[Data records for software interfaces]
——
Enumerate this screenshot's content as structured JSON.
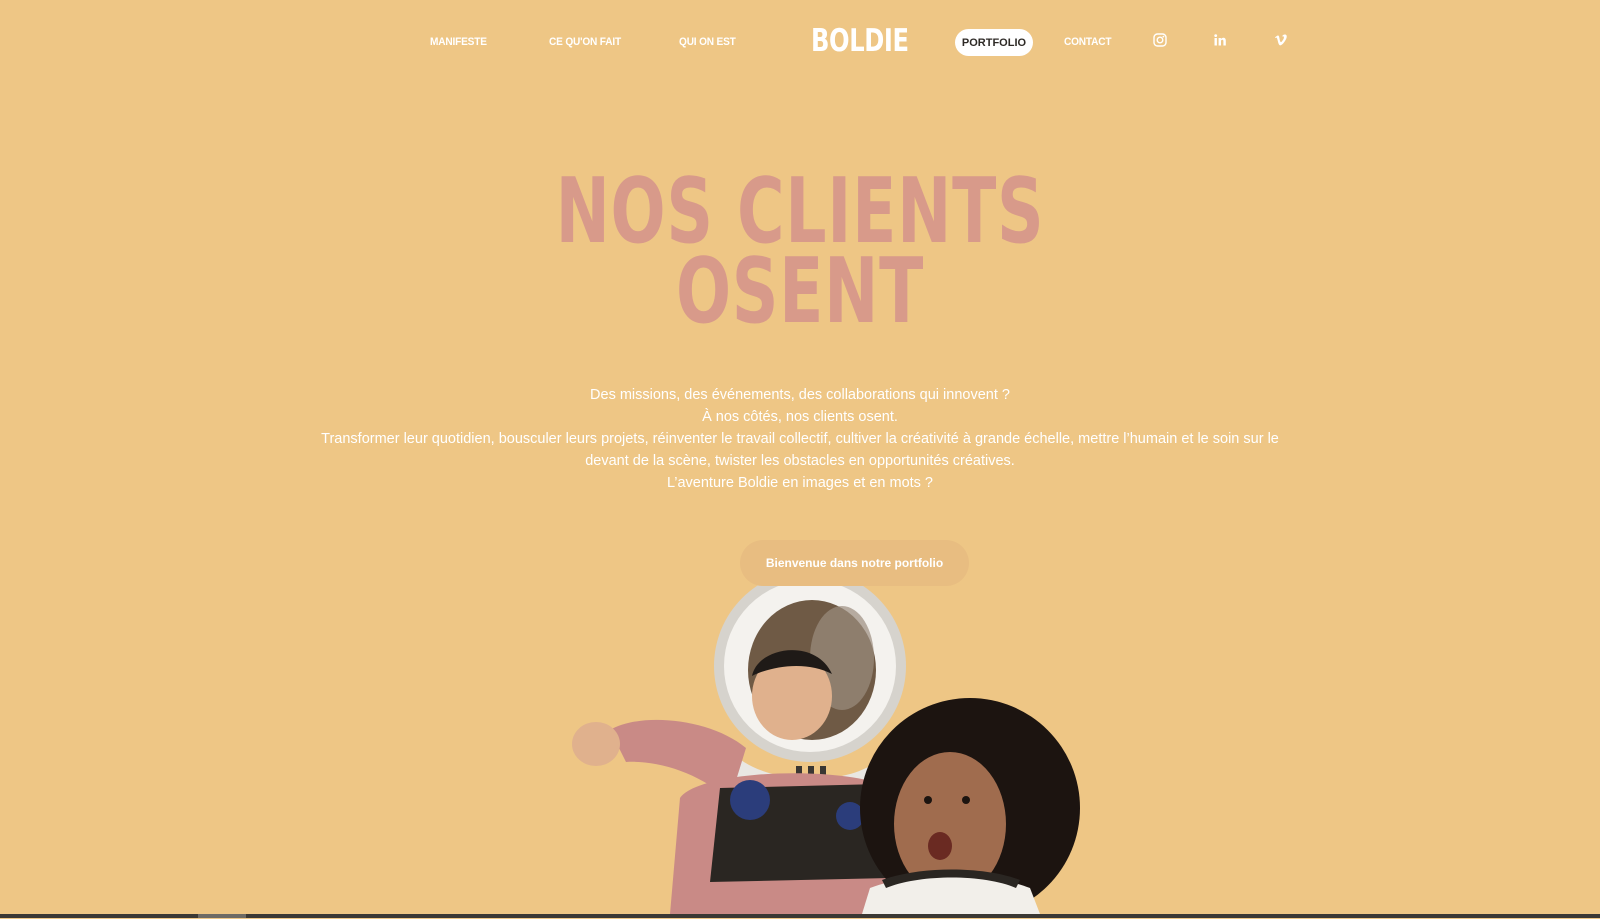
{
  "nav": {
    "links": [
      {
        "label": "MANIFESTE"
      },
      {
        "label": "CE QU'ON FAIT"
      },
      {
        "label": "QUI ON EST"
      }
    ],
    "logo": "BOLDIE",
    "active": "PORTFOLIO",
    "contact": "CONTACT",
    "social": [
      "instagram-icon",
      "linkedin-icon",
      "vimeo-icon"
    ]
  },
  "hero": {
    "title_line1": "NOS CLIENTS",
    "title_line2": "OSENT",
    "paragraphs": [
      "Des missions, des événements, des collaborations qui innovent ?",
      "À nos côtés, nos clients osent.",
      "Transformer leur quotidien, bousculer leurs projets, réinventer le travail collectif, cultiver la créativité à grande échelle, mettre l’humain et le soin sur le devant de la scène, twister les obstacles en opportunités créatives.",
      "L’aventure Boldie en images et en mots ?"
    ],
    "cta": "Bienvenue dans notre portfolio"
  },
  "colors": {
    "background": "#eec685",
    "title": "#d89a8a",
    "text": "#ffffff"
  }
}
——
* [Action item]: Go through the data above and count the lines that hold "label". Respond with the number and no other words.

* [Your response]: 3